Brad SmithIn early 2008, a group called Citizens United sought to air commercials for their documentary that was highly critical of then-Senator Hillary Clinton. This appeared to violate federal election rules that prohibited corporations and unions from broadcasting “electioneering communications” within 60 days of an election. Citizens United sued the Federal Election Commission and ultimately won a landmark Supreme Court case that expanded corporations’ right to political speech.
By Ken VogelLiberals, in fact, blazed the path for paid independent canvassing, with unions and environmental groups routinely compensating door-knockers — to say nothing of the 2004 effort by America Coming Together, which used a good portion of the $137 million it raised from rich liberals like George Soros to pay activists to go door-to-door.
EditorialWHEN IT COMES to the corrosive influence of money in politics, the 2012 campaign has presented a trifecta of troubling developments. They are, in ascending order of worry: the complete collapse of the presidential public financing system set up in the wake of Watergate; the explosion of the super PAC political committees, which are allowed to take unlimited checks to finance independent expenditures for or against particular candidates; and the proliferation of “dark money,” or spending by nonprofit organizations and trade groups that, unlike super PACs, are excused from having to reveal their donors. The end result is a system awash in cash and dangerously ripe for corruption.
By GLENN THRUSH and JONATHAN MARTINChicago Mayor Rahm Emanuel has been calling labor unions over the past week and making a forceful case that they contribute six-figures and up to President Barack Obama’s super PAC, multiple sources tell POLITICO.
By NICHOLAS CONFESSORE and JO CRAVEN McGINTYFor one tiny sliver of swing voters, it is not enough to be wrestling with whether to vote for President Obama or Mitt Romney at a moment when nearly everyone else has long since decided. Their checkbooks, too, are wavering between the two candidates.
“Just like for some voters it is important to know whether somebody is a Republican or a Democrat, it’s important for voters to know who is behind measures or opposing them,” Ravel said. “The money paid and spent is an important cue to the voters on how to make decisions.” A Sacramento Superior Court judge ruled Wednesday that FPPC has the right to audit ARL and obtain the information requested. But the nonprofit group appealed Thursday and does not have to provide documents while the case faces review unless otherwise ordered by the court to do so.
By Chris MegerianIn a stunning reversal, an obscure Arizona nonprofit at the center of a legal battle over secret political contributions released on Monday morning the identity of its contributors, which it had been fighting tooth and nail to keep secret.
Candidates and parties

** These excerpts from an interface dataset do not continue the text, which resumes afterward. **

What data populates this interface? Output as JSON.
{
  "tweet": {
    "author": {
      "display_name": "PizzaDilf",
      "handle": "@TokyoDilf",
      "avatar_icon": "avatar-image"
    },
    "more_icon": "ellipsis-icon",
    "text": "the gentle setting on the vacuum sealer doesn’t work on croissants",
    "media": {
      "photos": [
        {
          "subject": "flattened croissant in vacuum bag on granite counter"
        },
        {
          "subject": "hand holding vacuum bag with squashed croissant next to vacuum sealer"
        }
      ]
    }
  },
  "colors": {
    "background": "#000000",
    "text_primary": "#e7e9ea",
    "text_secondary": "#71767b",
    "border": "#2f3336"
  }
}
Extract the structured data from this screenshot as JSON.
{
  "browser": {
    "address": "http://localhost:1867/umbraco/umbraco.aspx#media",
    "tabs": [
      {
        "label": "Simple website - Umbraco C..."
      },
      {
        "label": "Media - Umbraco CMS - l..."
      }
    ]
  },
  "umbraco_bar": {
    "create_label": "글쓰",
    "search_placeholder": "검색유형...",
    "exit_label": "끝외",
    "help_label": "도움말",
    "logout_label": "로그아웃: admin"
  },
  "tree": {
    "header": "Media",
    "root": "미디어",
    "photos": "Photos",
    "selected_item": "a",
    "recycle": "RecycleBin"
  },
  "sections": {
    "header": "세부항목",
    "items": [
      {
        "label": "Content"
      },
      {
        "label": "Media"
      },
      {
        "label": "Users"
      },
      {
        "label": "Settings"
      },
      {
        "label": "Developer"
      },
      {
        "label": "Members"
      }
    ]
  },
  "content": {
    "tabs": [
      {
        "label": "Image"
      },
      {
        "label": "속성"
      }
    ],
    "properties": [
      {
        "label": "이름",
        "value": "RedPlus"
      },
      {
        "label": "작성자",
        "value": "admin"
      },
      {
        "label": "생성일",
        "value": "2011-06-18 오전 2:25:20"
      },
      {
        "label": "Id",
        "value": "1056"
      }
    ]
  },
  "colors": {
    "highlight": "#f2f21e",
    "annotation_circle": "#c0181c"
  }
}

By DAVID FEITH“Is a ‘Citizens United’ Democracy a Democracy at All?” asked Katrina vanden Heuvel of the Nation recently. Team Obama already has suggested that the election was being bought. “You’ve got a few very wealthy people lining up trying to purchase the White House for Mr. Romney,” said senior White House adviser David Plouffe in October. Added campaign strategist David Axelrod: “They are trying to buy this election.”
By Jonathan StrongFor two years, Democratic leaders have focused on winning the 25 seats necessary for their party to take back the House. But with analysts predicting disappointing results for the number of seats they will pick up in Tuesday’s elections, aides and party operatives are privately lowering expectations about the net gain.
By JONATHAN WEISMAN and DEREK WILLISPAINESVILLE, Ohio — A torrent of outside money has dropped into this state in the closing days of the campaign to try to unseat Senator Sherrod Brown, a Democrat, part of a late onslaught across the country that Republicans hope will salvage a respectable showing in Senate races they once had high hopes for.
By Shira ToeplitzPresident Barack Obama and Mitt Romney made their closing pitches to swelled crowds of swing state supporters in the final weekend before voters deliver their verdict, while top surrogates hit the Sunday show circuit to spin their map to victory on Tuesday.
By D. Mark RenaudLost in the noise over SuperPACs, the government has ordered a group of Americans off the playing field in this year’s elections. While few will shed tears over the prospect of thousands of business professionals losing their political voice, everyone should worry that future rules could take away their rights too.